Work item: When you reach a picture, leave it out; output everything else in the records exactly.

Data for review:
□ □ □

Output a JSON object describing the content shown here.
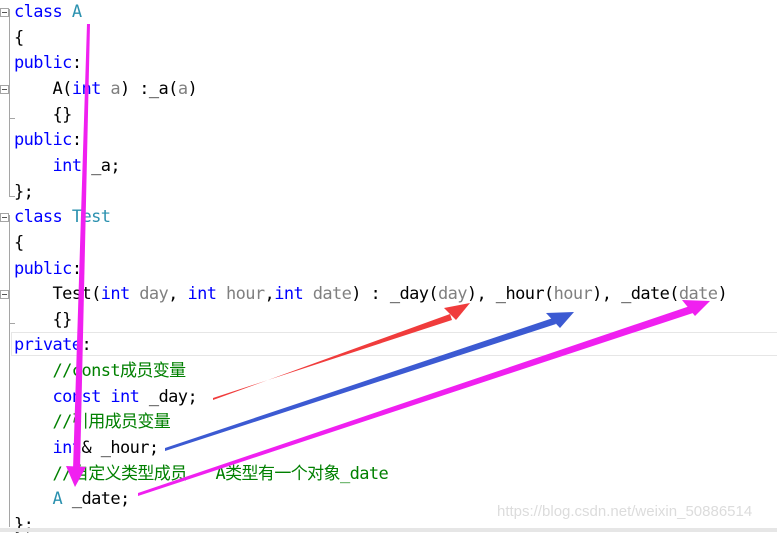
{
  "editor": {
    "lines": [
      [
        {
          "t": "class ",
          "c": "kw"
        },
        {
          "t": "A",
          "c": "ty"
        }
      ],
      [
        {
          "t": "{",
          "c": ""
        }
      ],
      [
        {
          "t": "public",
          "c": "kw"
        },
        {
          "t": ":",
          "c": ""
        }
      ],
      [
        {
          "t": "    A(",
          "c": ""
        },
        {
          "t": "int",
          "c": "kw"
        },
        {
          "t": " a",
          "c": "pa"
        },
        {
          "t": ") :_a(",
          "c": ""
        },
        {
          "t": "a",
          "c": "pa"
        },
        {
          "t": ")",
          "c": ""
        }
      ],
      [
        {
          "t": "    {}",
          "c": ""
        }
      ],
      [
        {
          "t": "public",
          "c": "kw"
        },
        {
          "t": ":",
          "c": ""
        }
      ],
      [
        {
          "t": "    ",
          "c": ""
        },
        {
          "t": "int",
          "c": "kw"
        },
        {
          "t": " _a;",
          "c": ""
        }
      ],
      [
        {
          "t": "};",
          "c": ""
        }
      ],
      [
        {
          "t": "class ",
          "c": "kw"
        },
        {
          "t": "Test",
          "c": "ty"
        }
      ],
      [
        {
          "t": "{",
          "c": ""
        }
      ],
      [
        {
          "t": "public",
          "c": "kw"
        },
        {
          "t": ":",
          "c": ""
        }
      ],
      [
        {
          "t": "    Test(",
          "c": ""
        },
        {
          "t": "int",
          "c": "kw"
        },
        {
          "t": " day",
          "c": "pa"
        },
        {
          "t": ", ",
          "c": ""
        },
        {
          "t": "int",
          "c": "kw"
        },
        {
          "t": " hour",
          "c": "pa"
        },
        {
          "t": ",",
          "c": ""
        },
        {
          "t": "int",
          "c": "kw"
        },
        {
          "t": " date",
          "c": "pa"
        },
        {
          "t": ") : _day(",
          "c": ""
        },
        {
          "t": "day",
          "c": "pa"
        },
        {
          "t": "), _hour(",
          "c": ""
        },
        {
          "t": "hour",
          "c": "pa"
        },
        {
          "t": "), _date(",
          "c": ""
        },
        {
          "t": "date",
          "c": "pa"
        },
        {
          "t": ")",
          "c": ""
        }
      ],
      [
        {
          "t": "    {}",
          "c": ""
        }
      ],
      [
        {
          "t": "private",
          "c": "kw"
        },
        {
          "t": ":",
          "c": ""
        }
      ],
      [
        {
          "t": "    //const成员变量",
          "c": "cm"
        }
      ],
      [
        {
          "t": "    ",
          "c": ""
        },
        {
          "t": "const int",
          "c": "kw"
        },
        {
          "t": " _day;",
          "c": ""
        }
      ],
      [
        {
          "t": "    //引用成员变量",
          "c": "cm"
        }
      ],
      [
        {
          "t": "    ",
          "c": ""
        },
        {
          "t": "int",
          "c": "kw"
        },
        {
          "t": "& _hour;",
          "c": ""
        }
      ],
      [
        {
          "t": "    //自定义类型成员   A类型有一个对象_date",
          "c": "cm"
        }
      ],
      [
        {
          "t": "    ",
          "c": ""
        },
        {
          "t": "A",
          "c": "ty"
        },
        {
          "t": " _date;",
          "c": ""
        }
      ],
      [
        {
          "t": "};",
          "c": ""
        }
      ]
    ],
    "fold_lines": [
      0,
      3,
      8,
      11
    ],
    "current_line": 13
  },
  "annotations": [
    {
      "name": "red-arrow",
      "color": "#f03c3c",
      "from": "_day declaration",
      "to": "_day(day) initializer"
    },
    {
      "name": "blue-arrow",
      "color": "#3c5ad2",
      "from": "_hour declaration",
      "to": "_hour(hour) initializer"
    },
    {
      "name": "magenta-arrow",
      "color": "#f020f0",
      "from": "_date declaration",
      "to": "_date(date) initializer"
    },
    {
      "name": "magenta-down-arrow",
      "color": "#f020f0",
      "from": "class A",
      "to": "A _date"
    }
  ],
  "watermark": "https://blog.csdn.net/weixin_50886514"
}
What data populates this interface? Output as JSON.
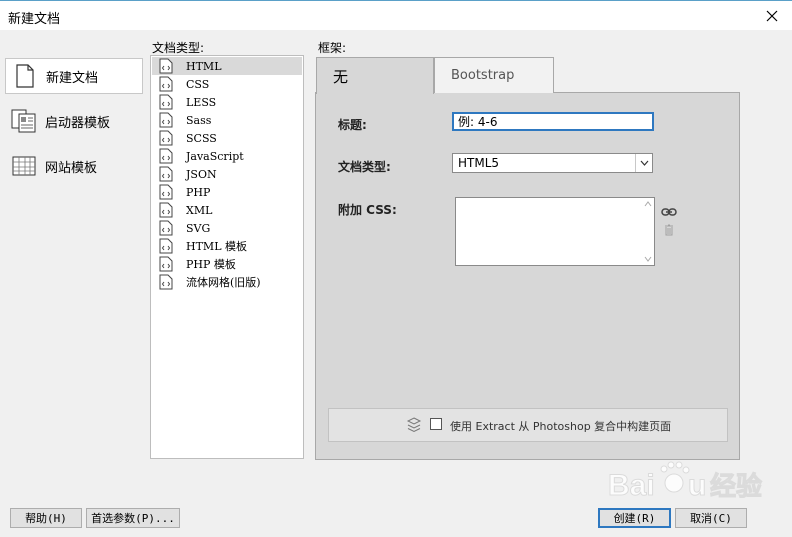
{
  "window": {
    "title": "新建文档"
  },
  "categories": [
    {
      "label": "新建文档",
      "icon": "blank-page-icon",
      "selected": true
    },
    {
      "label": "启动器模板",
      "icon": "starter-template-icon",
      "selected": false
    },
    {
      "label": "网站模板",
      "icon": "site-template-icon",
      "selected": false
    }
  ],
  "doctype_section": {
    "label": "文档类型:",
    "items": [
      "HTML",
      "CSS",
      "LESS",
      "Sass",
      "SCSS",
      "JavaScript",
      "JSON",
      "PHP",
      "XML",
      "SVG",
      "HTML 模板",
      "PHP 模板",
      "流体网格(旧版)"
    ],
    "selected": "HTML"
  },
  "framework": {
    "label": "框架:",
    "tabs": [
      {
        "label": "无",
        "active": true
      },
      {
        "label": "Bootstrap",
        "active": false
      }
    ],
    "fields": {
      "title_label": "标题:",
      "title_value": "例: 4-6",
      "doctype_label": "文档类型:",
      "doctype_value": "HTML5",
      "css_label": "附加 CSS:"
    },
    "extract_label": "使用 Extract 从 Photoshop 复合中构建页面"
  },
  "buttons": {
    "help": "帮助(H)",
    "preferences": "首选参数(P)...",
    "create": "创建(R)",
    "cancel": "取消(C)"
  },
  "watermark": {
    "text": "Baidu 经验"
  },
  "colors": {
    "focus_blue": "#2e78c0",
    "panel_gray": "#d7d7d7"
  }
}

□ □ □

Answer for the task:
Output a JSON object describing the content shown here.
{
  "editor": {
    "lines": [
      [
        {
          "t": "class ",
          "c": "kw"
        },
        {
          "t": "A",
          "c": "ty"
        }
      ],
      [
        {
          "t": "{",
          "c": ""
        }
      ],
      [
        {
          "t": "public",
          "c": "kw"
        },
        {
          "t": ":",
          "c": ""
        }
      ],
      [
        {
          "t": "    A(",
          "c": ""
        },
        {
          "t": "int",
          "c": "kw"
        },
        {
          "t": " a",
          "c": "pa"
        },
        {
          "t": ") :_a(",
          "c": ""
        },
        {
          "t": "a",
          "c": "pa"
        },
        {
          "t": ")",
          "c": ""
        }
      ],
      [
        {
          "t": "    {}",
          "c": ""
        }
      ],
      [
        {
          "t": "public",
          "c": "kw"
        },
        {
          "t": ":",
          "c": ""
        }
      ],
      [
        {
          "t": "    ",
          "c": ""
        },
        {
          "t": "int",
          "c": "kw"
        },
        {
          "t": " _a;",
          "c": ""
        }
      ],
      [
        {
          "t": "};",
          "c": ""
        }
      ],
      [
        {
          "t": "class ",
          "c": "kw"
        },
        {
          "t": "Test",
          "c": "ty"
        }
      ],
      [
        {
          "t": "{",
          "c": ""
        }
      ],
      [
        {
          "t": "public",
          "c": "kw"
        },
        {
          "t": ":",
          "c": ""
        }
      ],
      [
        {
          "t": "    Test(",
          "c": ""
        },
        {
          "t": "int",
          "c": "kw"
        },
        {
          "t": " day",
          "c": "pa"
        },
        {
          "t": ", ",
          "c": ""
        },
        {
          "t": "int",
          "c": "kw"
        },
        {
          "t": " hour",
          "c": "pa"
        },
        {
          "t": ",",
          "c": ""
        },
        {
          "t": "int",
          "c": "kw"
        },
        {
          "t": " date",
          "c": "pa"
        },
        {
          "t": ") : _day(",
          "c": ""
        },
        {
          "t": "day",
          "c": "pa"
        },
        {
          "t": "), _hour(",
          "c": ""
        },
        {
          "t": "hour",
          "c": "pa"
        },
        {
          "t": "), _date(",
          "c": ""
        },
        {
          "t": "date",
          "c": "pa"
        },
        {
          "t": ")",
          "c": ""
        }
      ],
      [
        {
          "t": "    {}",
          "c": ""
        }
      ],
      [
        {
          "t": "private",
          "c": "kw"
        },
        {
          "t": ":",
          "c": ""
        }
      ],
      [
        {
          "t": "    //const成员变量",
          "c": "cm"
        }
      ],
      [
        {
          "t": "    ",
          "c": ""
        },
        {
          "t": "const int",
          "c": "kw"
        },
        {
          "t": " _day;",
          "c": ""
        }
      ],
      [
        {
          "t": "    //引用成员变量",
          "c": "cm"
        }
      ],
      [
        {
          "t": "    ",
          "c": ""
        },
        {
          "t": "int",
          "c": "kw"
        },
        {
          "t": "& _hour;",
          "c": ""
        }
      ],
      [
        {
          "t": "    //自定义类型成员   A类型有一个对象_date",
          "c": "cm"
        }
      ],
      [
        {
          "t": "    ",
          "c": ""
        },
        {
          "t": "A",
          "c": "ty"
        },
        {
          "t": " _date;",
          "c": ""
        }
      ],
      [
        {
          "t": "};",
          "c": ""
        }
      ]
    ],
    "fold_lines": [
      0,
      3,
      8,
      11
    ],
    "current_line": 13
  },
  "annotations": [
    {
      "name": "red-arrow",
      "color": "#f03c3c",
      "from": "_day declaration",
      "to": "_day(day) initializer"
    },
    {
      "name": "blue-arrow",
      "color": "#3c5ad2",
      "from": "_hour declaration",
      "to": "_hour(hour) initializer"
    },
    {
      "name": "magenta-arrow",
      "color": "#f020f0",
      "from": "_date declaration",
      "to": "_date(date) initializer"
    },
    {
      "name": "magenta-down-arrow",
      "color": "#f020f0",
      "from": "class A",
      "to": "A _date"
    }
  ],
  "watermark": "https://blog.csdn.net/weixin_50886514"
}
What data populates this interface? Output as JSON.
{
  "window": {
    "title": "新建文档"
  },
  "categories": [
    {
      "label": "新建文档",
      "icon": "blank-page-icon",
      "selected": true
    },
    {
      "label": "启动器模板",
      "icon": "starter-template-icon",
      "selected": false
    },
    {
      "label": "网站模板",
      "icon": "site-template-icon",
      "selected": false
    }
  ],
  "doctype_section": {
    "label": "文档类型:",
    "items": [
      "HTML",
      "CSS",
      "LESS",
      "Sass",
      "SCSS",
      "JavaScript",
      "JSON",
      "PHP",
      "XML",
      "SVG",
      "HTML 模板",
      "PHP 模板",
      "流体网格(旧版)"
    ],
    "selected": "HTML"
  },
  "framework": {
    "label": "框架:",
    "tabs": [
      {
        "label": "无",
        "active": true
      },
      {
        "label": "Bootstrap",
        "active": false
      }
    ],
    "fields": {
      "title_label": "标题:",
      "title_value": "例: 4-6",
      "doctype_label": "文档类型:",
      "doctype_value": "HTML5",
      "css_label": "附加 CSS:"
    },
    "extract_label": "使用 Extract 从 Photoshop 复合中构建页面"
  },
  "buttons": {
    "help": "帮助(H)",
    "preferences": "首选参数(P)...",
    "create": "创建(R)",
    "cancel": "取消(C)"
  },
  "watermark": {
    "text": "Baidu 经验"
  },
  "colors": {
    "focus_blue": "#2e78c0",
    "panel_gray": "#d7d7d7"
  }
}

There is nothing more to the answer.